After all, children with severe hearing impairments and even receptive language disorders can still learn sign language quite well when they are introduced to sign language early on in life, as is the case with any other language. While sign language can be learned by adults, teaching it to young children is by and large easier for fluency and greater understanding. Understanding how loss of hearing originates is also very important.
For instance, much hearing loss is progressive as people age and can be caused by environmental factors, such as listening to loud music or working at any given construction site without the use of the proper hearing protection. However, hearing loss is children is usually hereditary – and is more common than many people might think. In fact, the data that has been gathered on this subject more than backs up this claim, showing that as many as three children out of every 1,000 children are born already dealing with a considerable amount of hearing loss, allowing for early intervention.
Fortunately, cochlear implants have been hugely successful at restoring at least some level of hearing for children with everything from hearing loss to receptive language disorders and more. Cochlear implants have even been able to be used in children who are just one year old, but it is important to implant this device and follow it up immediately with speech therapy. After all, a speech therapist can help these children to begin to comprehend and make sense of sound, something that they have not had to do before. Having a cochlear implant and working extensively in speech therapy before 18 months – about a year and a half – in age, children with genetic hearing loss can develop better abilities to speak to peers and comprehend sounds than other children who do not have these cochlear implants or who get them later on in life.
A speech pathologist can be ideal for helping with many other types of expressive language disorders and receptive language disorders alike. When receptive language disorders and expressive language disorders (or even a combination of the two, as can be present in many children all throughout the country) are found in children, speech therapy for children can be hugely helpful to help them make better sense of language. Even cases of stuttering can be benefited greatly by speech therapy for children, especially when the children in question are helped early on in life.

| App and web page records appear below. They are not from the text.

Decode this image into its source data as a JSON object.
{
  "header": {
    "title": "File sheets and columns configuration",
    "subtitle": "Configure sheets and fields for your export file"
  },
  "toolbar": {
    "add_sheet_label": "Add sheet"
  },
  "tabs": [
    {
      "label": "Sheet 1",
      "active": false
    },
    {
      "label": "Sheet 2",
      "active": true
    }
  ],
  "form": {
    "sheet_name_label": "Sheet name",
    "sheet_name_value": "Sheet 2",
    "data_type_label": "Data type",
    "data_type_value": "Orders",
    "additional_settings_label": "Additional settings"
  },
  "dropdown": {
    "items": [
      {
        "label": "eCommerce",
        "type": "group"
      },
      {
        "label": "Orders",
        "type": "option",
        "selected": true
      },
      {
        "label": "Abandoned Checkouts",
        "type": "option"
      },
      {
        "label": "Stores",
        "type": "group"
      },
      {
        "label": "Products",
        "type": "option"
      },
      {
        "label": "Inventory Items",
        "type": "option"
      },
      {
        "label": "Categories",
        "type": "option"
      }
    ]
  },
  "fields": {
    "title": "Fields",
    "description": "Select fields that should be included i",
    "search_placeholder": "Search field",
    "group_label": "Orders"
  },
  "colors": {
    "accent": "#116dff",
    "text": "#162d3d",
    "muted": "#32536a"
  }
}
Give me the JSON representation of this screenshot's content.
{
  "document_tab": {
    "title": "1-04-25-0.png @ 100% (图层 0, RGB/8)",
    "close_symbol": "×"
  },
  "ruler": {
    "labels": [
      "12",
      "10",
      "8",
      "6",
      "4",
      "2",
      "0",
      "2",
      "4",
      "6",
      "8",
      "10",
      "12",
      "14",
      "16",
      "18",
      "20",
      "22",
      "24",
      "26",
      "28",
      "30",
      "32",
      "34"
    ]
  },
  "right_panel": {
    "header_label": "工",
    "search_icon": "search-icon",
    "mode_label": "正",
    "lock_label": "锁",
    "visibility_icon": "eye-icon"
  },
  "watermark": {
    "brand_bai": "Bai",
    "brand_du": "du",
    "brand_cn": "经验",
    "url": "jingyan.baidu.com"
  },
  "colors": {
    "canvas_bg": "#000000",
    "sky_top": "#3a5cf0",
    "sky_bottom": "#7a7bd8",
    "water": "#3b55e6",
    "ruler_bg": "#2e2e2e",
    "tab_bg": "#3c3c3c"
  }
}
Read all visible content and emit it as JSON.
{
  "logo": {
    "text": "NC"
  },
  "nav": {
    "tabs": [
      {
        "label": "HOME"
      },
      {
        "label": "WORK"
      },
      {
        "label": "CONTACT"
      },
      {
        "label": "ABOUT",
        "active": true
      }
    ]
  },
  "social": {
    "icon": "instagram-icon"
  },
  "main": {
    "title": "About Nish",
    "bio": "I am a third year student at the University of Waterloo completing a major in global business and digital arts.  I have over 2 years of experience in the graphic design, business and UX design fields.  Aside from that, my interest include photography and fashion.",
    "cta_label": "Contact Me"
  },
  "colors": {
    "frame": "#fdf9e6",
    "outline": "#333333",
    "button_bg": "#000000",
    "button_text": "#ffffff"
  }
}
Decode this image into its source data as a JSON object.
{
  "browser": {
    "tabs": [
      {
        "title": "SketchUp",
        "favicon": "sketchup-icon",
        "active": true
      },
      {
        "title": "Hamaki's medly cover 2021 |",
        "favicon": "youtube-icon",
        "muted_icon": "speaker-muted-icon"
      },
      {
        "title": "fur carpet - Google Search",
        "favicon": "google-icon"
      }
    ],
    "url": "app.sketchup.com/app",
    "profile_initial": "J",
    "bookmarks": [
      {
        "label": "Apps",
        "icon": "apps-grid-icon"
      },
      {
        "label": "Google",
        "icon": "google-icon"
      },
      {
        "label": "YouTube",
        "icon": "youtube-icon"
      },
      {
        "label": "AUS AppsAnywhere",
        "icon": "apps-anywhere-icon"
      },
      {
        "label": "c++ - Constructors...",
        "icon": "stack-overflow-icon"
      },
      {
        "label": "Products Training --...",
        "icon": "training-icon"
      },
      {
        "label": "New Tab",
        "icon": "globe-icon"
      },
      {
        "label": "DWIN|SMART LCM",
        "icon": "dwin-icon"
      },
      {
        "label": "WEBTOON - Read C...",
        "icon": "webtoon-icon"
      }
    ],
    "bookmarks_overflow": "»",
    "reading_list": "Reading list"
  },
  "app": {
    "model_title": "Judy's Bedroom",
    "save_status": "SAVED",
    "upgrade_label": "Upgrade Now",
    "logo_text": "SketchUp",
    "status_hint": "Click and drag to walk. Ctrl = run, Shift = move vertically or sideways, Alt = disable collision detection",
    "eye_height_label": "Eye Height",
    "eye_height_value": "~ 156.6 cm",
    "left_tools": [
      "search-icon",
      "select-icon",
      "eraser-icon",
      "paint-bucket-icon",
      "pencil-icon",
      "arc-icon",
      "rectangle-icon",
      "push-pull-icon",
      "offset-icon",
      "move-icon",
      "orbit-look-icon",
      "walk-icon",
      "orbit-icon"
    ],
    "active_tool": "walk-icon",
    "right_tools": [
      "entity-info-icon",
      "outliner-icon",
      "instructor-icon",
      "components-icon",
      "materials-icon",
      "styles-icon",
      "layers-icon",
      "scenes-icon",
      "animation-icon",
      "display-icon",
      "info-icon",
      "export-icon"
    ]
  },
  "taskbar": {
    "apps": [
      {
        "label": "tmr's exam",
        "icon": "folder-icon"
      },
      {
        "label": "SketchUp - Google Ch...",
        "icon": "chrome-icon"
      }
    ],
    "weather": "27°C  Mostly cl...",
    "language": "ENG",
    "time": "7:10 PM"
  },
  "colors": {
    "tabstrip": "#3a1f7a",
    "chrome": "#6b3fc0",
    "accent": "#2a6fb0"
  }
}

And there are so many speech pathologists working in this country, ready to help children with receptive language disorders and even more. In fact, there are up to 145,000 of them currently employed and building their careers here in the United States alone. This means, of course, than it is easier to find a speech pathologist that can meet your needs than ever before, either for yourself or, as is more likely the case, for your child or your children.